◆ **What you have to do**
Output every record below exactly.

····················

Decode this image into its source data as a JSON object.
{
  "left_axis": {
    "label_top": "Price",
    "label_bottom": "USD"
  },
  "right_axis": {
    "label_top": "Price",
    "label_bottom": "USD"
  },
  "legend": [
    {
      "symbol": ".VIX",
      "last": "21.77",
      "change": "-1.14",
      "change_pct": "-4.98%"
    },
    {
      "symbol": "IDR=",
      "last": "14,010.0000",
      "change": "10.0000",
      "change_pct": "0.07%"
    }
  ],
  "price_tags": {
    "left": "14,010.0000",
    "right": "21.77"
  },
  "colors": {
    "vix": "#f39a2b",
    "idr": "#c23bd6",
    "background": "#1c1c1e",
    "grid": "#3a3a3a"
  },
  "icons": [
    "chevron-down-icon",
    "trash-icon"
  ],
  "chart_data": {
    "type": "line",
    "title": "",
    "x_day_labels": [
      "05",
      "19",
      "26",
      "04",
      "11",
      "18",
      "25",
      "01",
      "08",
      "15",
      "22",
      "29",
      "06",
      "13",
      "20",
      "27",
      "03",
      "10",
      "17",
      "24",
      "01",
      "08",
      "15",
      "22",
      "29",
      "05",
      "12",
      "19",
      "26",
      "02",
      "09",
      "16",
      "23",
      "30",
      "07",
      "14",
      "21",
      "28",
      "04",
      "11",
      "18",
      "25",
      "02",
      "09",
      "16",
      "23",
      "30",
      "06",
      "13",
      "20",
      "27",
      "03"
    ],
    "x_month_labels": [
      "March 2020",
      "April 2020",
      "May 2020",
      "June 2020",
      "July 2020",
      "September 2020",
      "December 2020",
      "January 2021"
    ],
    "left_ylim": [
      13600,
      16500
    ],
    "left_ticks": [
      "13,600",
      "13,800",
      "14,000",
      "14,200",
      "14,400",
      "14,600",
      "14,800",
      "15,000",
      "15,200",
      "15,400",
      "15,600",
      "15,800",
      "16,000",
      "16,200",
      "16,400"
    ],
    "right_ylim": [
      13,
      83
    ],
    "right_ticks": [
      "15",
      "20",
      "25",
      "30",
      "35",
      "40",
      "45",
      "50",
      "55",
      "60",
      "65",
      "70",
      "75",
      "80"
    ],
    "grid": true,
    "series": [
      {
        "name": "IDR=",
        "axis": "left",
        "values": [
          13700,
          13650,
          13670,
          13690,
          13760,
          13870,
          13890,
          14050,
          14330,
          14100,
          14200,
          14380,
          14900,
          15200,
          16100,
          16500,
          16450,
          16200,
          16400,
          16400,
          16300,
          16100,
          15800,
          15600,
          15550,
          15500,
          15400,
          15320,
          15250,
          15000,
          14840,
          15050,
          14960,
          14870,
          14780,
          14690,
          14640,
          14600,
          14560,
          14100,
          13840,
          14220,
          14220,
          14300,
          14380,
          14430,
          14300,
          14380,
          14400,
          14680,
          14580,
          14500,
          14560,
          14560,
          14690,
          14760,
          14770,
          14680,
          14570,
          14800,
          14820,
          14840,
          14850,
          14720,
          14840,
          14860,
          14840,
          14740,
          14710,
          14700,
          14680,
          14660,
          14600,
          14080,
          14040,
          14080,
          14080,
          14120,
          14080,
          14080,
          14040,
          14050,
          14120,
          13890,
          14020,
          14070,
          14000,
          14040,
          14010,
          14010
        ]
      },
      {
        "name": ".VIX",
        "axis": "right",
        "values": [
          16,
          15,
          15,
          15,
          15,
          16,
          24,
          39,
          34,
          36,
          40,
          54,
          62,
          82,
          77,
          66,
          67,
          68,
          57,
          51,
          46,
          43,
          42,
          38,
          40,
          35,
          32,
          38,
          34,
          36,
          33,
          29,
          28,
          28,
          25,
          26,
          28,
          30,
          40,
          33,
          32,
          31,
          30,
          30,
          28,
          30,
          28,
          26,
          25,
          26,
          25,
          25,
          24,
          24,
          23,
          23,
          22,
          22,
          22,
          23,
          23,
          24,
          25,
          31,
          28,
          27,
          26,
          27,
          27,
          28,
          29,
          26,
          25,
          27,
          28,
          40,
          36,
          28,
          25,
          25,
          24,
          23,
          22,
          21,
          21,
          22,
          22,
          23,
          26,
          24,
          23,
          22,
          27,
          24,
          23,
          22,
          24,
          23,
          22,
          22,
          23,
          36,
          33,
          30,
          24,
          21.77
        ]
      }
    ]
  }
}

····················

◆ **Exercise response**
Decode this image into its source data as a JSON object.
{
  "left_axis": {
    "label_top": "Price",
    "label_bottom": "USD"
  },
  "right_axis": {
    "label_top": "Price",
    "label_bottom": "USD"
  },
  "legend": [
    {
      "symbol": ".VIX",
      "last": "21.77",
      "change": "-1.14",
      "change_pct": "-4.98%"
    },
    {
      "symbol": "IDR=",
      "last": "14,010.0000",
      "change": "10.0000",
      "change_pct": "0.07%"
    }
  ],
  "price_tags": {
    "left": "14,010.0000",
    "right": "21.77"
  },
  "colors": {
    "vix": "#f39a2b",
    "idr": "#c23bd6",
    "background": "#1c1c1e",
    "grid": "#3a3a3a"
  },
  "icons": [
    "chevron-down-icon",
    "trash-icon"
  ],
  "chart_data": {
    "type": "line",
    "title": "",
    "x_day_labels": [
      "05",
      "19",
      "26",
      "04",
      "11",
      "18",
      "25",
      "01",
      "08",
      "15",
      "22",
      "29",
      "06",
      "13",
      "20",
      "27",
      "03",
      "10",
      "17",
      "24",
      "01",
      "08",
      "15",
      "22",
      "29",
      "05",
      "12",
      "19",
      "26",
      "02",
      "09",
      "16",
      "23",
      "30",
      "07",
      "14",
      "21",
      "28",
      "04",
      "11",
      "18",
      "25",
      "02",
      "09",
      "16",
      "23",
      "30",
      "06",
      "13",
      "20",
      "27",
      "03"
    ],
    "x_month_labels": [
      "March 2020",
      "April 2020",
      "May 2020",
      "June 2020",
      "July 2020",
      "September 2020",
      "December 2020",
      "January 2021"
    ],
    "left_ylim": [
      13600,
      16500
    ],
    "left_ticks": [
      "13,600",
      "13,800",
      "14,000",
      "14,200",
      "14,400",
      "14,600",
      "14,800",
      "15,000",
      "15,200",
      "15,400",
      "15,600",
      "15,800",
      "16,000",
      "16,200",
      "16,400"
    ],
    "right_ylim": [
      13,
      83
    ],
    "right_ticks": [
      "15",
      "20",
      "25",
      "30",
      "35",
      "40",
      "45",
      "50",
      "55",
      "60",
      "65",
      "70",
      "75",
      "80"
    ],
    "grid": true,
    "series": [
      {
        "name": "IDR=",
        "axis": "left",
        "values": [
          13700,
          13650,
          13670,
          13690,
          13760,
          13870,
          13890,
          14050,
          14330,
          14100,
          14200,
          14380,
          14900,
          15200,
          16100,
          16500,
          16450,
          16200,
          16400,
          16400,
          16300,
          16100,
          15800,
          15600,
          15550,
          15500,
          15400,
          15320,
          15250,
          15000,
          14840,
          15050,
          14960,
          14870,
          14780,
          14690,
          14640,
          14600,
          14560,
          14100,
          13840,
          14220,
          14220,
          14300,
          14380,
          14430,
          14300,
          14380,
          14400,
          14680,
          14580,
          14500,
          14560,
          14560,
          14690,
          14760,
          14770,
          14680,
          14570,
          14800,
          14820,
          14840,
          14850,
          14720,
          14840,
          14860,
          14840,
          14740,
          14710,
          14700,
          14680,
          14660,
          14600,
          14080,
          14040,
          14080,
          14080,
          14120,
          14080,
          14080,
          14040,
          14050,
          14120,
          13890,
          14020,
          14070,
          14000,
          14040,
          14010,
          14010
        ]
      },
      {
        "name": ".VIX",
        "axis": "right",
        "values": [
          16,
          15,
          15,
          15,
          15,
          16,
          24,
          39,
          34,
          36,
          40,
          54,
          62,
          82,
          77,
          66,
          67,
          68,
          57,
          51,
          46,
          43,
          42,
          38,
          40,
          35,
          32,
          38,
          34,
          36,
          33,
          29,
          28,
          28,
          25,
          26,
          28,
          30,
          40,
          33,
          32,
          31,
          30,
          30,
          28,
          30,
          28,
          26,
          25,
          26,
          25,
          25,
          24,
          24,
          23,
          23,
          22,
          22,
          22,
          23,
          23,
          24,
          25,
          31,
          28,
          27,
          26,
          27,
          27,
          28,
          29,
          26,
          25,
          27,
          28,
          40,
          36,
          28,
          25,
          25,
          24,
          23,
          22,
          21,
          21,
          22,
          22,
          23,
          26,
          24,
          23,
          22,
          27,
          24,
          23,
          22,
          24,
          23,
          22,
          22,
          23,
          36,
          33,
          30,
          24,
          21.77
        ]
      }
    ]
  }
}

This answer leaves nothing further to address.